If you're putting together a themed blog, then go to town: you can create new posts by clicking on the appropriate post icon at the top of the dash. Post your stuff, and use the "tags" feature at the bottom of the post to make it searchable for other Tumblr users.

If you're just here to browse, you gotta find some blogs to follow. I suggest using the search bar at the upper right of your Tumblr dash to find stuff you're interested in. Search for a subject ("cat pictures," "belly flops," "corn pone recipe"), then click on a result to go check out the blog it comes from. If the description and the content of the blog seems good to you, click on the "+ follow" button in the upper right hand corner of the blog to follow them. (Alternative method: hover over their name anywhere it appears on your Tumblr dashboard or search results; their profile description should appear above their name, and you can choose to follow right then and there by clicking "follow" in the hover box.) From now on, everything that person posts will show up on your dashboard.

Once you have a bunch of blogs to follow, you can start interacting with the content on your dash. You can scroll through posts on your dash quickly with the "j" and "k" keys on your keyboard. If you see something you like, the bottom right of each post has buttons that will allow you to (1) go to the post on the person's actual blog, (2) reblog3 the post on your own Tumblr, or (3) like the post, which will save it for later in your likes section on your dash.

Them's the basics; you're now adequately prepared to use Tumblr.

~   ~   ~

Now, to the advanced material.

Once you're settled into using Tumblr and are pretty sure it's for you, there are some ways to make it easier and more fun to use:

The "Queue" feature on your dash, for example, will allow you to post things throughout the day; if you find a bunch of stuff to post but don't want to put it up all at once, this feature is for you. The "Activity" section can help you interact with others, since it notifies you when someone's responded to what you've posted.

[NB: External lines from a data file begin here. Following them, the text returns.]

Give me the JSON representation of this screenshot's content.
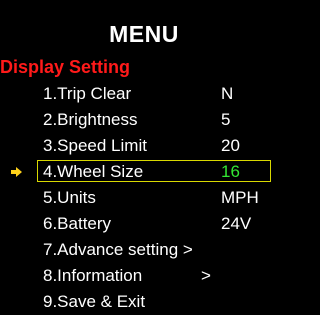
{
  "menu": {
    "title": "MENU",
    "section": "Display Setting",
    "items": [
      {
        "label": "1.Trip Clear",
        "value": "N"
      },
      {
        "label": "2.Brightness",
        "value": "5"
      },
      {
        "label": "3.Speed Limit",
        "value": "20"
      },
      {
        "label": "4.Wheel Size",
        "value": "16",
        "selected": true
      },
      {
        "label": "5.Units",
        "value": "MPH"
      },
      {
        "label": "6.Battery",
        "value": "24V"
      },
      {
        "label": "7.Advance setting >",
        "value": ""
      },
      {
        "label": "8.Information",
        "value": ">"
      },
      {
        "label": "9.Save & Exit",
        "value": ""
      }
    ]
  },
  "colors": {
    "background": "#000000",
    "text": "#ffffff",
    "section": "#ff1a1a",
    "selection_border": "#d9d900",
    "selected_value": "#33e633",
    "pointer": "#ffd21a"
  },
  "icons": {
    "pointer": "arrow-right-icon"
  }
}
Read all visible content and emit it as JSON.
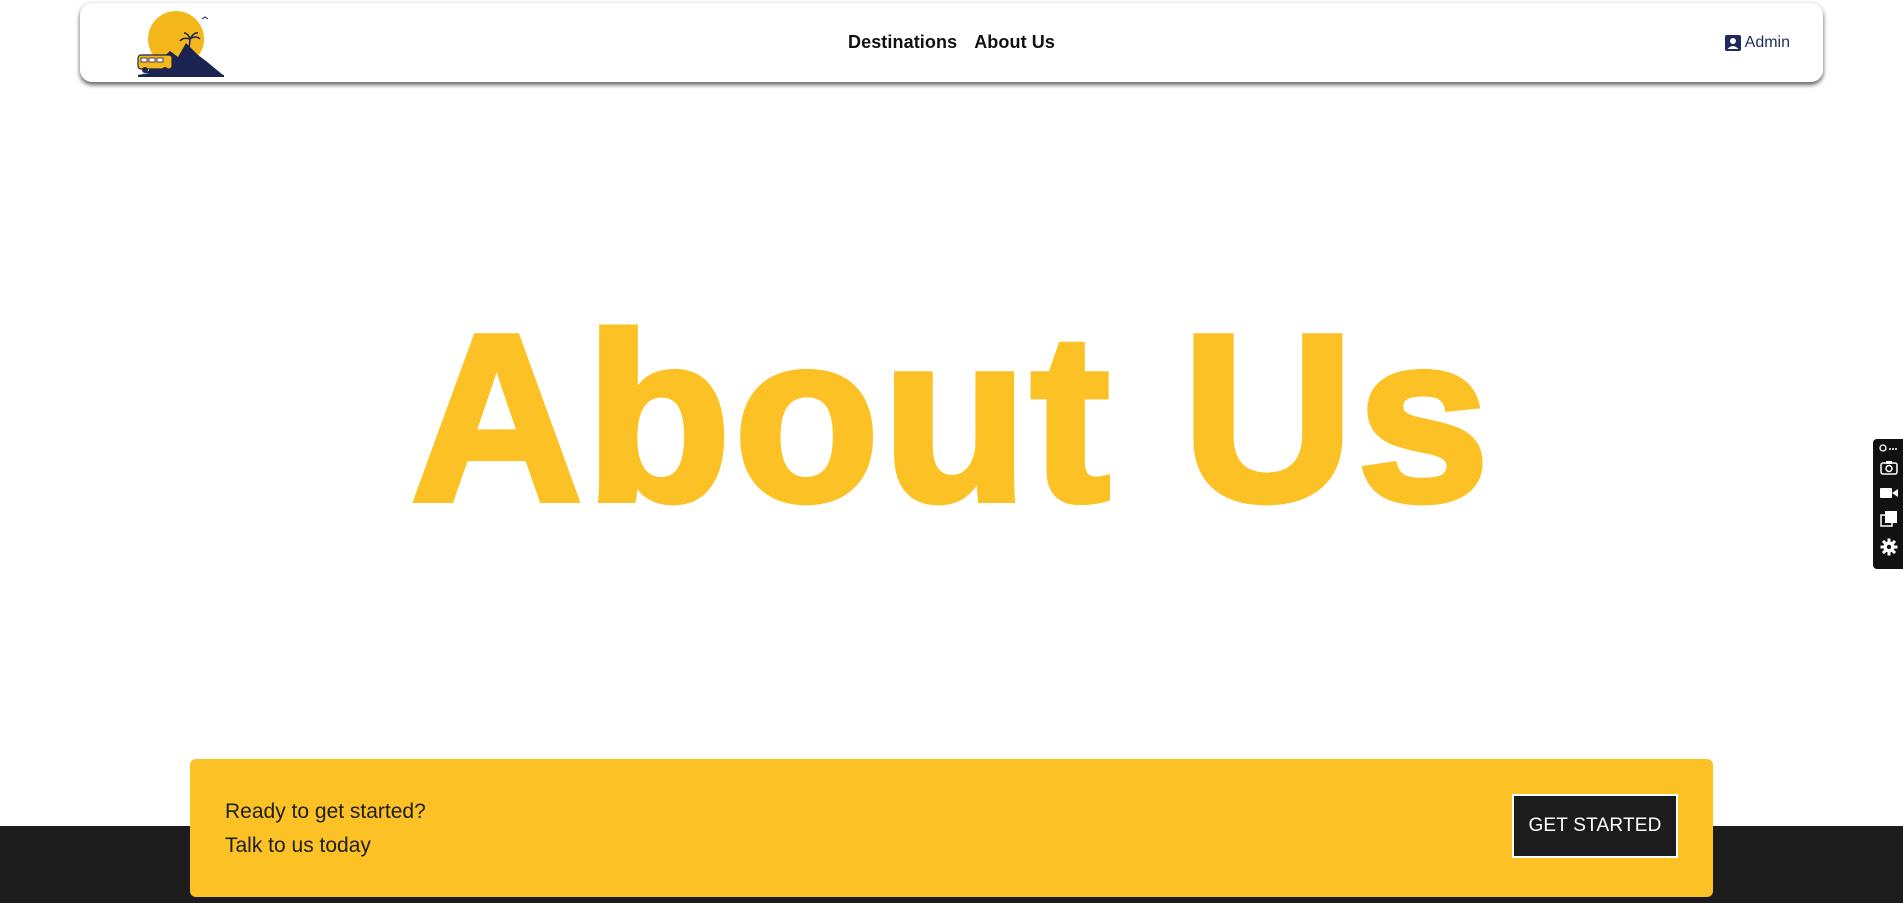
{
  "header": {
    "logo_name": "sunset-van-logo",
    "nav": [
      {
        "label": "Destinations"
      },
      {
        "label": "About Us"
      }
    ],
    "admin_label": "Admin",
    "admin_icon": "user-square-icon"
  },
  "hero": {
    "title": "About Us"
  },
  "cta": {
    "line1": "Ready to get started?",
    "line2": "Talk to us today",
    "button_label": "GET STARTED"
  },
  "toolbar": {
    "icons": [
      "link-more-icon",
      "camera-icon",
      "video-icon",
      "copy-icon",
      "settings-icon"
    ]
  },
  "colors": {
    "accent": "#fcc225",
    "dark": "#1c1c1c",
    "admin_text": "#1f2a5c"
  }
}
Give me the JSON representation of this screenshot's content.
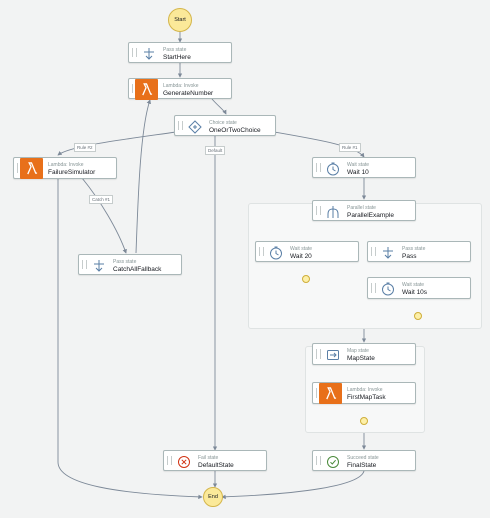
{
  "start": "Start",
  "end": "End",
  "nodes": {
    "start_here": {
      "type": "Pass state",
      "name": "StartHere",
      "icon": "pass-icon"
    },
    "generate_number": {
      "type": "Lambda: Invoke",
      "name": "GenerateNumber",
      "icon": "lambda-icon"
    },
    "choice": {
      "type": "Choice state",
      "name": "OneOrTwoChoice",
      "icon": "choice-icon"
    },
    "failure_simulator": {
      "type": "Lambda: Invoke",
      "name": "FailureSimulator",
      "icon": "lambda-icon"
    },
    "catch_all_fallback": {
      "type": "Pass state",
      "name": "CatchAllFallback",
      "icon": "pass-icon"
    },
    "wait_10": {
      "type": "Wait state",
      "name": "Wait 10",
      "icon": "clock-icon"
    },
    "parallel_example": {
      "type": "Parallel state",
      "name": "ParallelExample",
      "icon": "parallel-icon"
    },
    "wait_20": {
      "type": "Wait state",
      "name": "Wait 20",
      "icon": "clock-icon"
    },
    "pass": {
      "type": "Pass state",
      "name": "Pass",
      "icon": "pass-icon"
    },
    "wait_10s": {
      "type": "Wait state",
      "name": "Wait 10s",
      "icon": "clock-icon"
    },
    "map_state": {
      "type": "Map state",
      "name": "MapState",
      "icon": "map-icon"
    },
    "first_map_task": {
      "type": "Lambda: Invoke",
      "name": "FirstMapTask",
      "icon": "lambda-icon"
    },
    "default_state": {
      "type": "Fail state",
      "name": "DefaultState",
      "icon": "fail-icon"
    },
    "final_state": {
      "type": "Succeed state",
      "name": "FinalState",
      "icon": "succeed-icon"
    }
  },
  "edge_labels": {
    "rule2": "Rule #2",
    "default": "Default",
    "rule1": "Rule #1",
    "catch": "Catch #1"
  },
  "colors": {
    "lambda": "#e8701a",
    "start_end_fill": "#fbe999",
    "node_border": "#aab7b8",
    "edge": "#7d8998"
  }
}
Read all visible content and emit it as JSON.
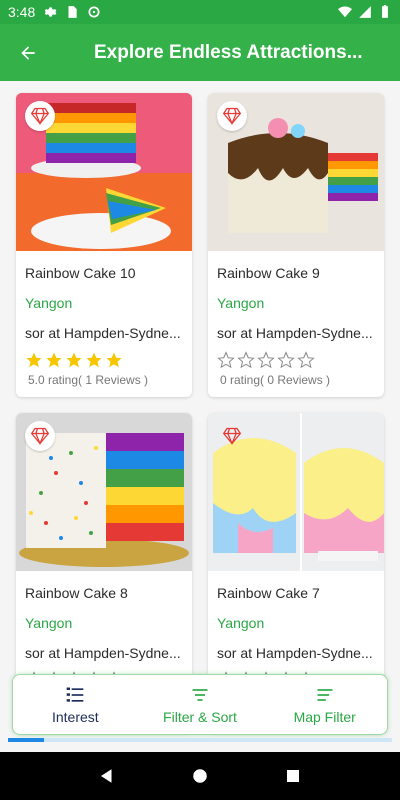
{
  "status_bar": {
    "time": "3:48"
  },
  "app_bar": {
    "title": "Explore Endless Attractions..."
  },
  "cards": [
    {
      "title": "Rainbow Cake 10",
      "city": "Yangon",
      "subtitle": "sor at Hampden-Sydne...",
      "rating": 5,
      "rating_text": "5.0 rating( 1 Reviews )"
    },
    {
      "title": "Rainbow Cake 9",
      "city": "Yangon",
      "subtitle": "sor at Hampden-Sydne...",
      "rating": 0,
      "rating_text": "0 rating( 0 Reviews )"
    },
    {
      "title": "Rainbow Cake 8",
      "city": "Yangon",
      "subtitle": "sor at Hampden-Sydne...",
      "rating": 0,
      "rating_text": ""
    },
    {
      "title": "Rainbow Cake 7",
      "city": "Yangon",
      "subtitle": "sor at Hampden-Sydne...",
      "rating": 0,
      "rating_text": ""
    }
  ],
  "bottom_sheet": {
    "interest_label": "Interest",
    "filter_sort_label": "Filter & Sort",
    "map_filter_label": "Map Filter"
  },
  "colors": {
    "primary": "#35b14a",
    "status": "#2aa844",
    "star": "#f7c600",
    "accent_text": "#2aa844"
  }
}
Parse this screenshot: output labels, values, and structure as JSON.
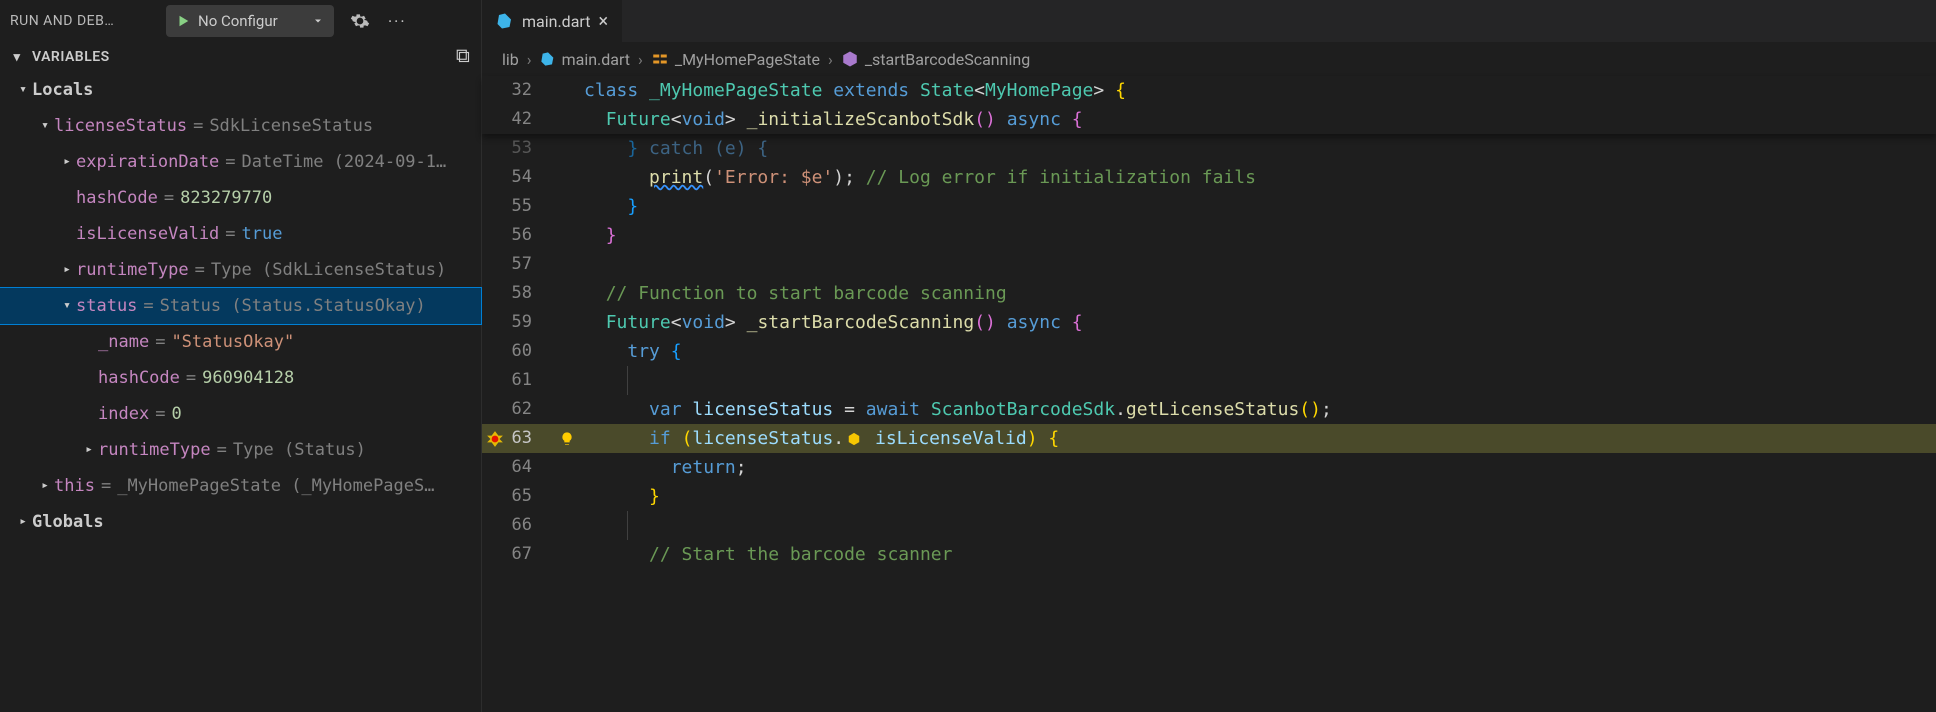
{
  "debug_panel_title": "RUN AND DEB…",
  "config_selector": "No Configur",
  "variables_label": "VARIABLES",
  "scopes": {
    "locals": "Locals",
    "globals": "Globals"
  },
  "vars": {
    "licenseStatus": {
      "name": "licenseStatus",
      "value": "SdkLicenseStatus",
      "children": {
        "expirationDate": {
          "name": "expirationDate",
          "value": "DateTime (2024-09-1…"
        },
        "hashCode": {
          "name": "hashCode",
          "value": "823279770"
        },
        "isLicenseValid": {
          "name": "isLicenseValid",
          "value": "true"
        },
        "runtimeType": {
          "name": "runtimeType",
          "value": "Type (SdkLicenseStatus)"
        },
        "status": {
          "name": "status",
          "value": "Status (Status.StatusOkay)",
          "children": {
            "_name": {
              "name": "_name",
              "value": "\"StatusOkay\""
            },
            "hashCode": {
              "name": "hashCode",
              "value": "960904128"
            },
            "index": {
              "name": "index",
              "value": "0"
            },
            "runtimeType": {
              "name": "runtimeType",
              "value": "Type (Status)"
            }
          }
        }
      }
    },
    "this": {
      "name": "this",
      "value": "_MyHomePageState (_MyHomePageS…"
    }
  },
  "tab": {
    "filename": "main.dart"
  },
  "breadcrumb": {
    "folder": "lib",
    "file": "main.dart",
    "class": "_MyHomePageState",
    "method": "_startBarcodeScanning"
  },
  "sticky": {
    "l32_num": "32",
    "l32_kw_class": "class",
    "l32_classname": "_MyHomePageState",
    "l32_kw_extends": "extends",
    "l32_state": "State",
    "l32_generic": "MyHomePage",
    "l42_num": "42",
    "l42_future": "Future",
    "l42_void": "void",
    "l42_fn": "_initializeScanbotSdk",
    "l42_async": "async"
  },
  "code": {
    "l53": {
      "num": "53",
      "catch_tail": " catch (e) {"
    },
    "l54": {
      "num": "54",
      "print": "print",
      "str": "'Error: $e'",
      "cmt": "// Log error if initialization fails"
    },
    "l55": {
      "num": "55"
    },
    "l56": {
      "num": "56"
    },
    "l57": {
      "num": "57"
    },
    "l58": {
      "num": "58",
      "cmt": "// Function to start barcode scanning"
    },
    "l59": {
      "num": "59",
      "future": "Future",
      "void": "void",
      "fn": "_startBarcodeScanning",
      "async": "async"
    },
    "l60": {
      "num": "60",
      "try": "try"
    },
    "l61": {
      "num": "61"
    },
    "l62": {
      "num": "62",
      "var": "var",
      "ident": "licenseStatus",
      "await": "await",
      "cls": "ScanbotBarcodeSdk",
      "method": "getLicenseStatus"
    },
    "l63": {
      "num": "63",
      "if": "if",
      "ident": "licenseStatus",
      "prop": "isLicenseValid"
    },
    "l64": {
      "num": "64",
      "return": "return"
    },
    "l65": {
      "num": "65"
    },
    "l66": {
      "num": "66"
    },
    "l67": {
      "num": "67",
      "cmt": "// Start the barcode scanner"
    }
  }
}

Getting followers for your blog can be tricky; if that's a goal of yours (and it probably should be if you've come to the site for interaction and discussion), I can tell you what I've done to get it to happen. My method was as follows:
  • Figure out what my Tumblr-centric interests were, and focus on posting about them on my Tumblr.
  • Put these interests in my blog description. 
  • Look for posts about these subjects in the search bar. 
  • When I found a popular post, I would click on the "notes" in the lower left-hand corner of the post and see who had liked, reblogged, or otherwise responded to the post. I checked out these people's blogs and followed the ones that seemed relevant. 
  • In general, when I followed someone with similar interests to mine, they followed me back about half or two-thirds of the time.   
The other way is to get lucky; if one of your posts goes viral, you're likely to get a bunch of followers from that as well. This has happened to me twice. 

The most important advanced feature of Tumblr is not inherent to the site at all, but an external feature developed independently. It's called XKit; it's a browser extension that you can download and add to Chrome, Firefox, or Safari. There's also a mobile version for iPhones (as an Android user, my jealously knows no bounds). It has a ton of very useful stuff (I find it hard to use Tumblr without it now), but most of it is hard to explain if you're not already familiar with the site. Suffice it to say that if you decide to use Tumblr in earnest, run, do not walk, to your nearest XKit dealer and get it now.4

1. Sometimes an unsavory person or blog will follow you; go ahead and ignore them which is to say, use the Tumblr ignore feature), unless you're not so inclined.
2. I mean, those ideas are taken, so don't do them, unless you can do it way better, somehow.
3. Reblogging has a somewhat unique look on Tumblr; it creates a nested effect that allows you to see and involve yourself in extensive conversations with other users.
4. I'm kidding, of course. Just go to the link, or Google it. It's free for browsers and not-free for iPhones.